Japanese Business in Australia Scales New Heights
Jul 01, 2019
Japanese Business in Australia Scales New Heights - FDI Tops $100 billion
Anyone who relies on the general media for information may have the view that Australia only has one major economic partner and that it is China. But readers of this Newsletter know that the US and Japan are far larger investors in Australia.
Recently released figures from the ABS show that Japanese foreign direct investment (FDI) into Australia reached $105.9 billion at the end of 2018. Japan retains its position as the second largest investor, having overtaken the UK in 2015. Japan accounts for 10.9% of all FDI into Australia.
The USA remains the largest source with $214 billion, the UK third with $99 billion, The Netherlands fourth with $49 billion and China fifth with $40 billion, which is 4.1% of the total. The shares for both The Netherlands and for China actually shrank in 2018.
Additionally, in the past five years, Japanese FDI into Australia has grown by over 36%, the highest growth rate amongst the major investing countries. It is a remarkable story and the micro data show that the growth is also broad, across every sector of the economy.
Many Japanese companies are now entering Australia through M&A, building on their own experience and capabilities and adding to the Australian economy. These investments are occurring in addition to, not instead of, investment in the traditional sectors of energy, resources and agriculture.
Digital services (LIFULL), bottled water (Eneco), auto dealerships (IDOM), insurance (MS&AD, Daido, Da-ichi Life), management consulting (Outsourcing), construction (Misawa Homes, Daiwa House, Bunka Shutter), financial services (MUTB), equipment leasing (Nisshio Rent All) and parking stations (Park24) are just some of the examples in 2018.
The mutual importance of the Japanese and Australian economies continues to grow in dimensions we could not foresee a decade ago, at least not the specifics. In a report from 10 years ago (Australia and Japan Beyond the Mainstream), I wrote about the power of adjacency, which refers to the advantage conferred to ventures that have connections to existing business networks. The depth of the relationship built over many decades is being repeated in a wider number of sectors.

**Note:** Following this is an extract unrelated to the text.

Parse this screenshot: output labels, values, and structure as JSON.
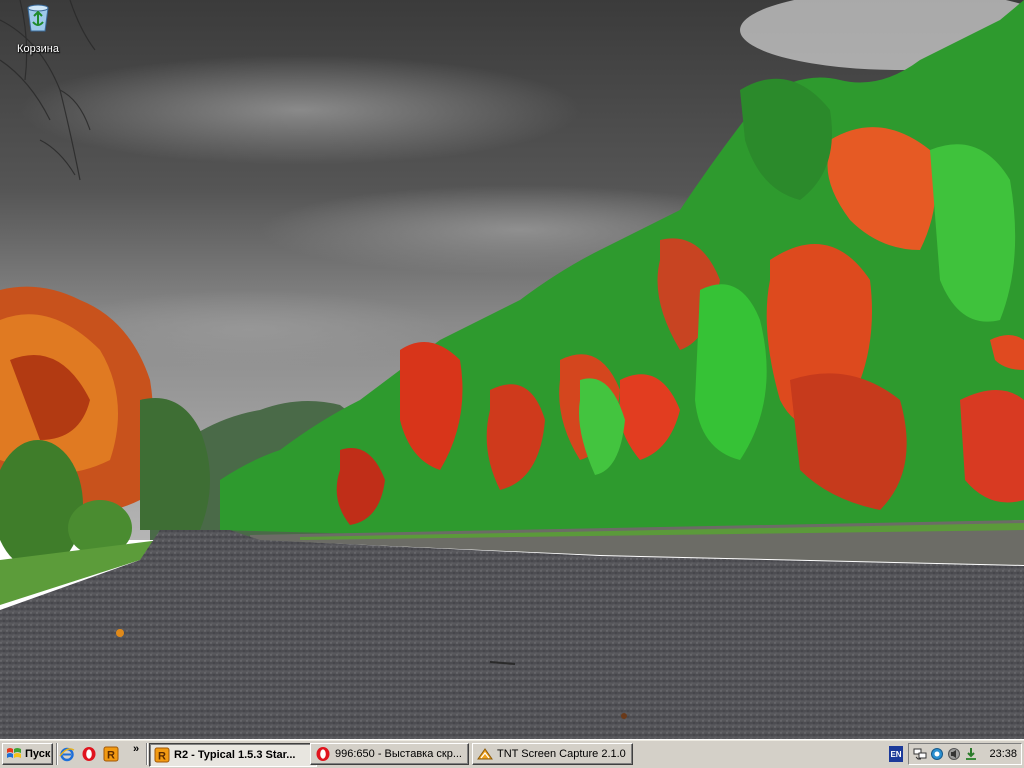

There will be new challenges to deal with as M&A introduces complexities around differences in governance, communications, decision making, human resources policies, etc. But there are people with heavy engagement in the relationship who are ready to contribute to future success.
Author: Manuel Panagiotopoulos
Managing Director, Australian and Japanese Economic Intelligence